WASHINGTON ― House Armed Services Committee ranking member Adam Smith, D-Wash., ripped the Trump administration for reinstating surplus military equipment transfers to U.S. civilian law enforcement agencies.

“This is a dangerous decision,” Smith said in a statement on Monday. “Providing these weapons can pose risks to our communities, undermine civil liberties, and improperly blur the line between military and civil authority.”

Trump on Monday lifted a controversial Obama administration ban on the transfer of weaponized aircraft, armored vehicles, bayonets, grenade launchers, large-caliber weapons, ammunition and other heavy equipment from being used by state, local and tribal law enforcement agencies on America’s streets.

Trump clears way for local police to obtain military gear

Local police departments will soon have access to surplus U.S. military gear after President Donald Trump signed an order Aug. 28 reviving a Pentagon program that civil rights groups say inflames tensions between officers and their communities.

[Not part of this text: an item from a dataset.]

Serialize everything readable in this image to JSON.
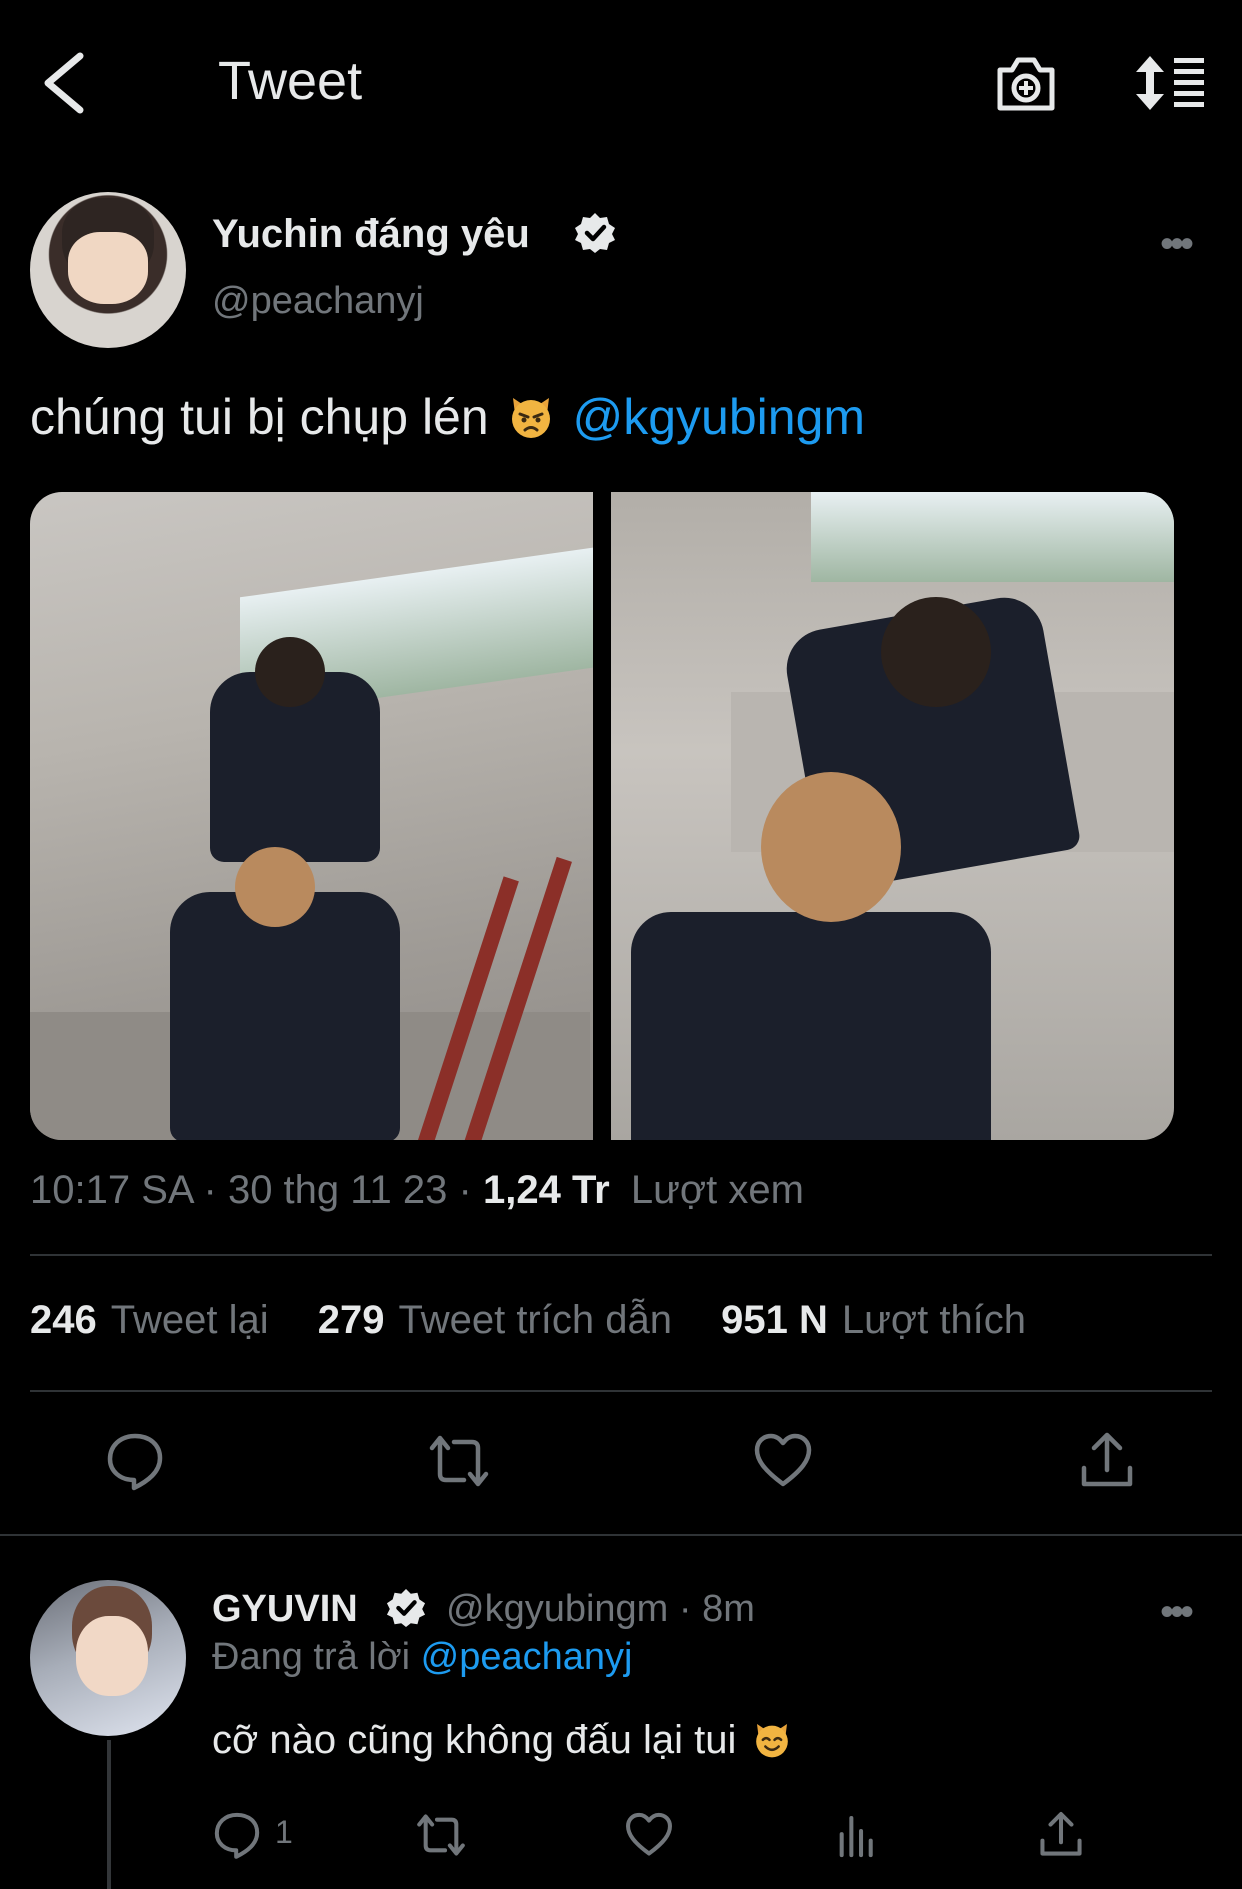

The transfers are covered by the “1033 Program,” named for the section of the provision of the 1997 National Defense Authorization Act that established it. Administered by the Defense Logistics Agency, it has transferred a broad range of equipment worth more than $6 billion to over 8,000 policy agencies across the U.S. since its inception.

But the program has been faulted by the Government Accountability Office for lacking management controls to prevent waste, abuse and fraud, which led to hundreds of millions of dollars in reported lost, damaged or stolen excess property.

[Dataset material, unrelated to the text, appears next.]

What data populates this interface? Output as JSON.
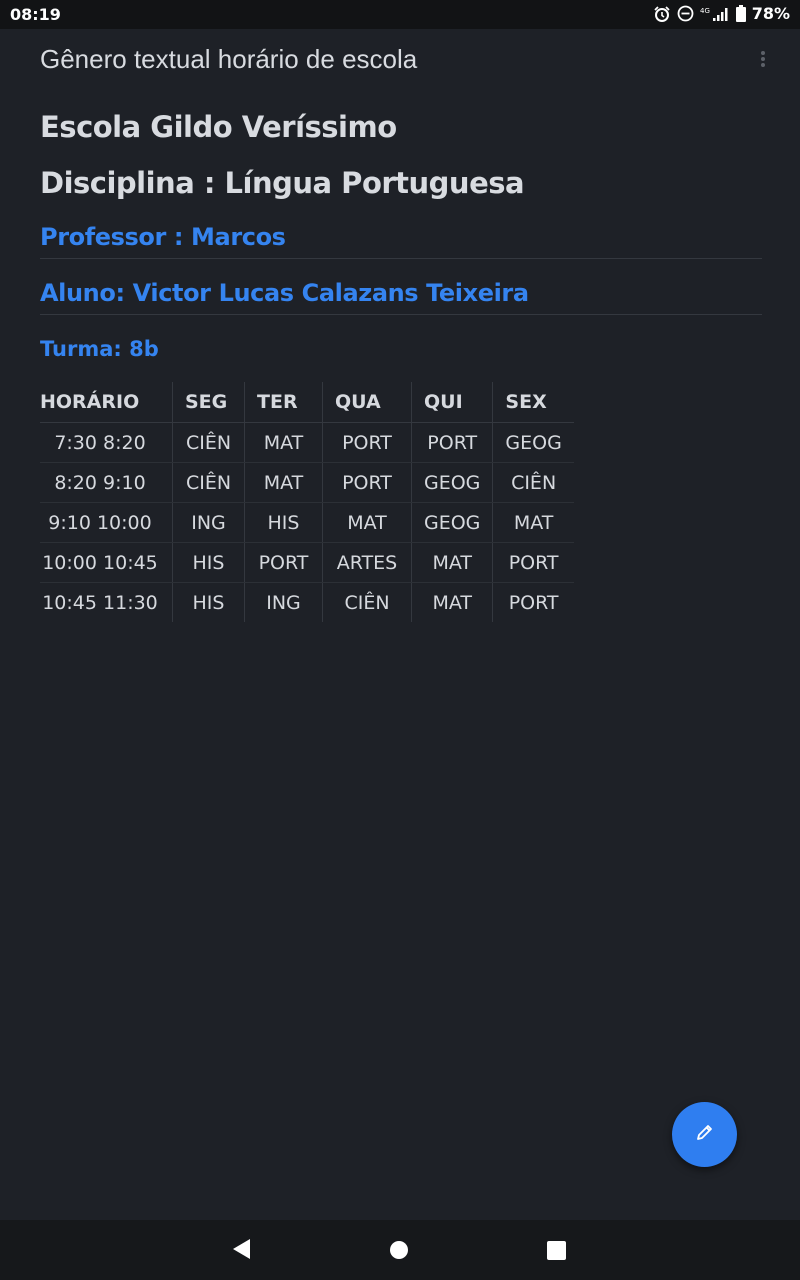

A GAO sting, made public in July ,resulted in a fake police agency obtaining more than 100 items worth $1.2 million, including night vision goggles, simulated M-16A2 rifles and pipe bomb equipment, leading Pentagon officials to promise to tighten procedures.

In 2015, President Barack Obama had used an executive order to curtail the distribution of weapons following police use of military gear to quell protests in Ferguson, Missouri, over the death of an unarmed black teenager.

On Monday, Attorney General Jeff Sessions announced the decision to reverse the Obama era decision at a gathering of the national Fraternal Order of Police in Nashville, Tennessee, saying the restrictions went “too far.” Sessions cited studies showing the equipment reduces crime rates, assaults against police officers and complaints against police officers.

Sen. Rand Paul, R-Ky., urged Trump and Sessions to reconsider his “mistake,” arguing in a New York Post op-ed that the move blurs the line between local law enforcement and soldiers. He said he plans to introduce legislation to stop the transfer of MRAP vehicles, drones and armored vehicles transferred through programs that are part of the Defense Department, Justice Department and Department of Homeland Security.

“The militarization of our law enforcement is just another symptom of an overall problem that stems from an unprecedented expansion of government power — where we are repeatedly asked to make such ‘liberty for what we tell you is security’ tradeoffs,” Paul said.

Paul chairs the Federal Spending Oversight and Emergency Management Subcommittee of the Senate Committee on Homeland Security and Governmental Affairs.